Work required =
Locate every line in the records below that holds the word "icon" and return each one.

Records from a collection =
────────────────────

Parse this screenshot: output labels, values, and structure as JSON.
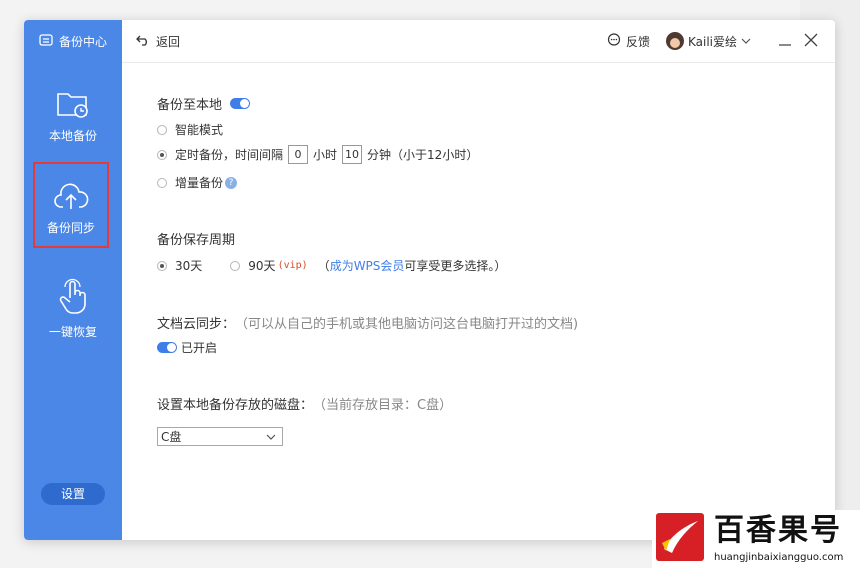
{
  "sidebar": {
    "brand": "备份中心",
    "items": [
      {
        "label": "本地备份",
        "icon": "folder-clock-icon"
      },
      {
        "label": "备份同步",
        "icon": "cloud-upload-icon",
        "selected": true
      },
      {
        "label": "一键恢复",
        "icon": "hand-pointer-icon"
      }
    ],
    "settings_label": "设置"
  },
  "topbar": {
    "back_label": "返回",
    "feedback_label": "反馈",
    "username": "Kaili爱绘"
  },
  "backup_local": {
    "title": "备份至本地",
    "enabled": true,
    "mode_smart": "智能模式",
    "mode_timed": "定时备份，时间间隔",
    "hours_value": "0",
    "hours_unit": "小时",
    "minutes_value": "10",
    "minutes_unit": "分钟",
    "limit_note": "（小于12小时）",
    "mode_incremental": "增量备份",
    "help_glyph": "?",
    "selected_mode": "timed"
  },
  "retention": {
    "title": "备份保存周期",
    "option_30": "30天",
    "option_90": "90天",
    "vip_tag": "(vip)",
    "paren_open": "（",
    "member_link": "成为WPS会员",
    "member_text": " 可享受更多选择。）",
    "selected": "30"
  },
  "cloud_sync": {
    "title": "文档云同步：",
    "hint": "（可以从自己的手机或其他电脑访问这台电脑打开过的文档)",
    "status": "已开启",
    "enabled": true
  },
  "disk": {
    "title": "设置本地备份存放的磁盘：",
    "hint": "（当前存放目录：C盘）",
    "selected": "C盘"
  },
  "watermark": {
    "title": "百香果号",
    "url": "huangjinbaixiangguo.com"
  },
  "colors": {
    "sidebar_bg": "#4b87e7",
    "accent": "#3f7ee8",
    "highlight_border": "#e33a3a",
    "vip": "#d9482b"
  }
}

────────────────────

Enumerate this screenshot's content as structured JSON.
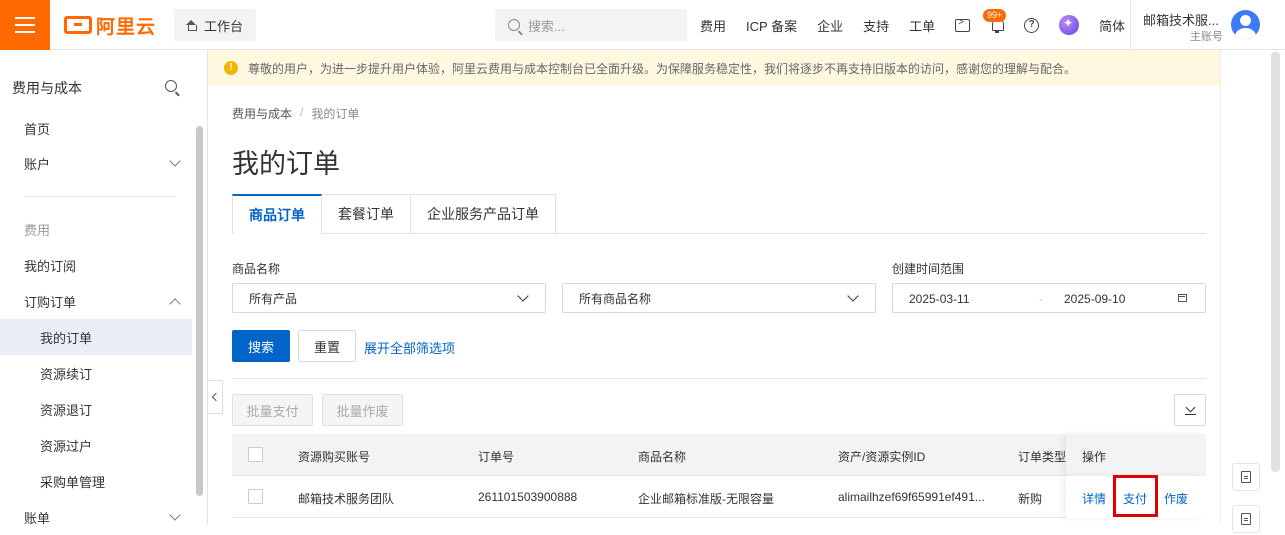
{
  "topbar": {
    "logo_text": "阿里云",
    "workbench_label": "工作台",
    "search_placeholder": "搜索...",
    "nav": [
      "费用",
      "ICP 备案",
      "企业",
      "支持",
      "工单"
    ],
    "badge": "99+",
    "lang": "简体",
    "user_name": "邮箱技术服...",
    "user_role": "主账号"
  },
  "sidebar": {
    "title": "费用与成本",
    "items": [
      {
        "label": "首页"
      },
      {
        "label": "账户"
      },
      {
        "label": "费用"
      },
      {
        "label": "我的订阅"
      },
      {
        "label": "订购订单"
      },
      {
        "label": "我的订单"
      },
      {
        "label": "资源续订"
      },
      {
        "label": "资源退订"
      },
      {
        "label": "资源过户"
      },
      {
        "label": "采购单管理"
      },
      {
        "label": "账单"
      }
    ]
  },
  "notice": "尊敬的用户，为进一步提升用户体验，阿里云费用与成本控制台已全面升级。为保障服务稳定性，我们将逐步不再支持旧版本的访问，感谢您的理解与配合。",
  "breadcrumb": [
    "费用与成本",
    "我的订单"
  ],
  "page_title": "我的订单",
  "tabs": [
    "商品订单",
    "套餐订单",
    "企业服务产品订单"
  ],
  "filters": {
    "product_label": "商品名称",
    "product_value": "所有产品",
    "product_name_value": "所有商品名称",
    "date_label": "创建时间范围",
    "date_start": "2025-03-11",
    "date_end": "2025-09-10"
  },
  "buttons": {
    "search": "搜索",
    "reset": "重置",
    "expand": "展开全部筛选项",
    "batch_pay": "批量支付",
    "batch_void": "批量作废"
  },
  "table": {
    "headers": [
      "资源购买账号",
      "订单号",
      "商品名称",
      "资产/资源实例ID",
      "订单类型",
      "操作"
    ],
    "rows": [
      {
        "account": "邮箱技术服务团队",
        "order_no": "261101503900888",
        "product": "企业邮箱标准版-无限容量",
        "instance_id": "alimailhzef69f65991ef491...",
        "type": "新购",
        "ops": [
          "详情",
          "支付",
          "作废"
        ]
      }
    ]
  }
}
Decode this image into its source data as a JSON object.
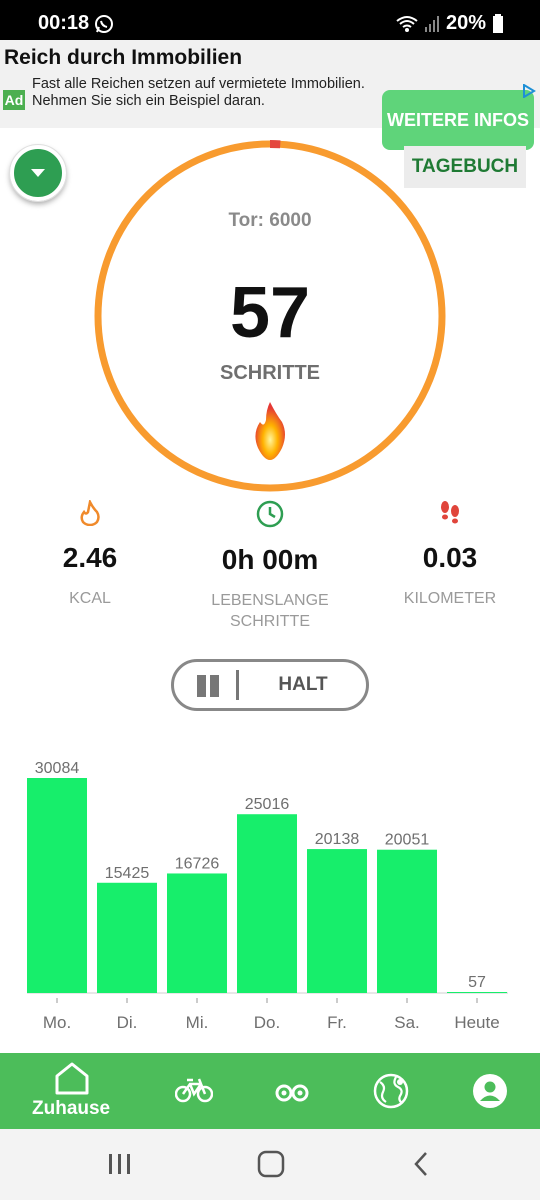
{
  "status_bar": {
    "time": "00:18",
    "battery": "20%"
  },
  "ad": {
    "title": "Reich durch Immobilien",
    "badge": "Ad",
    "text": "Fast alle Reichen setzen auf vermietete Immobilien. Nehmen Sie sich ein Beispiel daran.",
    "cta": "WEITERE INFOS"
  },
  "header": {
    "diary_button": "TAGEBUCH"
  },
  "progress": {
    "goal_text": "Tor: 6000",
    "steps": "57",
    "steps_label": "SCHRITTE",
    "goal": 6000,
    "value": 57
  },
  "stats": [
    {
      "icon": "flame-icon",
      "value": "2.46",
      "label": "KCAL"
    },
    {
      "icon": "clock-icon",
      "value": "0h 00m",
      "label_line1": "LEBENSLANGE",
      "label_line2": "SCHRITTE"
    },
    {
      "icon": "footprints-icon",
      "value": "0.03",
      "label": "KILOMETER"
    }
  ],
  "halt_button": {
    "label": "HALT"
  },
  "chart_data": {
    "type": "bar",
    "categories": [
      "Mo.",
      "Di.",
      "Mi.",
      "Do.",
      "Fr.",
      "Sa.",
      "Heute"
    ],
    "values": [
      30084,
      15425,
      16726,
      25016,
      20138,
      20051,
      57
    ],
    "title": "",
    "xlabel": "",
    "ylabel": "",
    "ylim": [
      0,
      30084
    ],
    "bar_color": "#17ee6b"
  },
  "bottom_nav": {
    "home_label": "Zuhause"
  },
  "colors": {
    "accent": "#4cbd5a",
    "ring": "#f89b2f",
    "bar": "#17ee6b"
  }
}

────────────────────

Result =
        "icon": "folder-clock-icon"
        "icon": "cloud-upload-icon",
        "icon": "hand-pointer-icon"
      "icon": "flame-icon",
      "icon": "clock-icon",
      "icon": "footprints-icon",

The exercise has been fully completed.